Beware of The Law of Sod
So you’ve learnt your kit inside out, you’ve taken everything you need to the shoot, but when you’re out in the middle of nowhere – sod’s law rains down on you with all its might – and a piece of vital kit breaks. Best case scenario: you manage to bodge together a quick fix with duct tape, fabric and tears. Worst Case: Lots of crying. Investing well in good quality rain capes, hard cases and backpacks will pay you back many times over in the catastrophes they avoid. Knowing your kit is safe means that you can approach any environment with absolute confidence, and, as said before, allows you to focus purely on getting some great shots.
Embrace the Struggle
Everybody likes the sun. We get it. But as all of us from the UK know, the sun is not a regular visitor in these parts, so we have to adapt. And if you do, you’ll soon see the rewards. Look at Bertie’s video (below) as an example that capturing your subject in the gloom can give you a more truthful and emotive image. We all love a struggle, we all love an underdog, or as Bertie puts it, “We’ve all seen enough ducks in the sun… It’s not easy being a duck… It’s our duty to show the daily duck struggles to the world.”

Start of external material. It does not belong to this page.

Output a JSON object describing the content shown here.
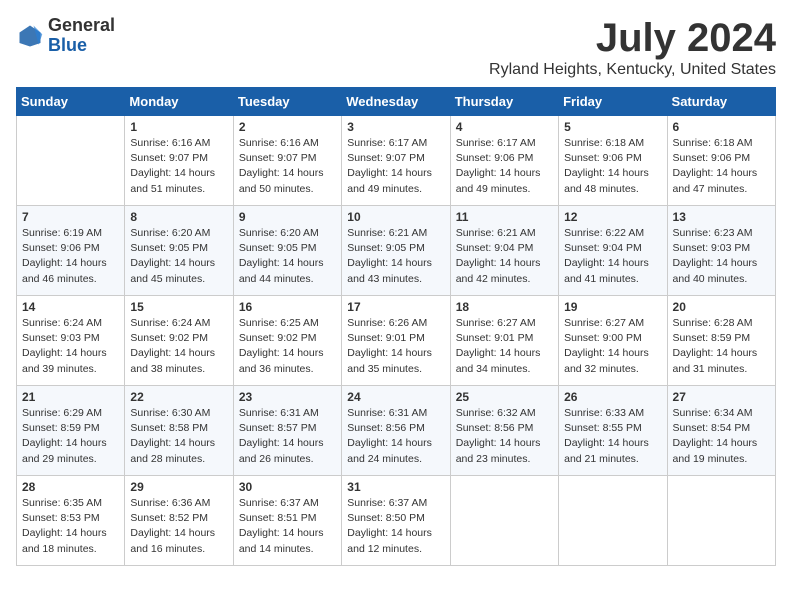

Dress for Distress
And how do we embrace the struggle. Putting it simply – clothes, waterproof, cosy, lovely clothes. Just like protective gear, the extra money you spend will be paid back many times over. Not only your endurance, but your health and general happiness will benefit from the investment. If any of those three things start to waver and the shoot is cut short, the time, effort and money getting you to the location will have been, at least in part, wasted. And even if you do stick out the whole shoot, it will be spent with your freezing fingers and chattering teeth at the forefront of your mind. Not many people can pull off the blue lips look.
‘Remote location’ doesn’t necessarily mean it’s remote for everyone. In all likelihood, there are people who call your ‘remote location’ home, and know it as well as you know your back garden. Instead of spending six months on location learning things that the locals could tell you in five minutes, make as many connections as you can prior to going out to location, and if you can, see if one of them will be willing to assist on the shoot. No harm in asking.
The Unemotional Emergency
This might sound a bit brutal, but having our Mum as an emergency contact when we’re half around the world on a shoot wouldn’t be the best idea, because there would be very little she could do to help. As tough as it might be, you need to be this pragmatic when planning for emergencies. Decide on a person who will be able to actively help, but don’t just stop there, try to imagine every reasonable eventuality and how it should be dealt with. Making an emergency plan means you will be able to be objective and calculating in your decisions about what should be done, which is a lot harder to do when in the thick of an actual emergency.
The Main Thing
In this article we’ve talked about inclement weather, kit breaking, bad luck, early mornings, which all make for a quite bleak read. Sorry about that. So it’s important to mention what actually makes all of those things worthwhile: You are doing what you love. When you’re soaked with rain, a tripod breaks or you’re defecated on by a duck, reminding yourself of how lucky you are will help put all the struggle into context, and bring you to the most important question: Would you really want to be doing anything else at that moment? So in spite of all the toil and trauma, enjoy your adventure, you've earned it.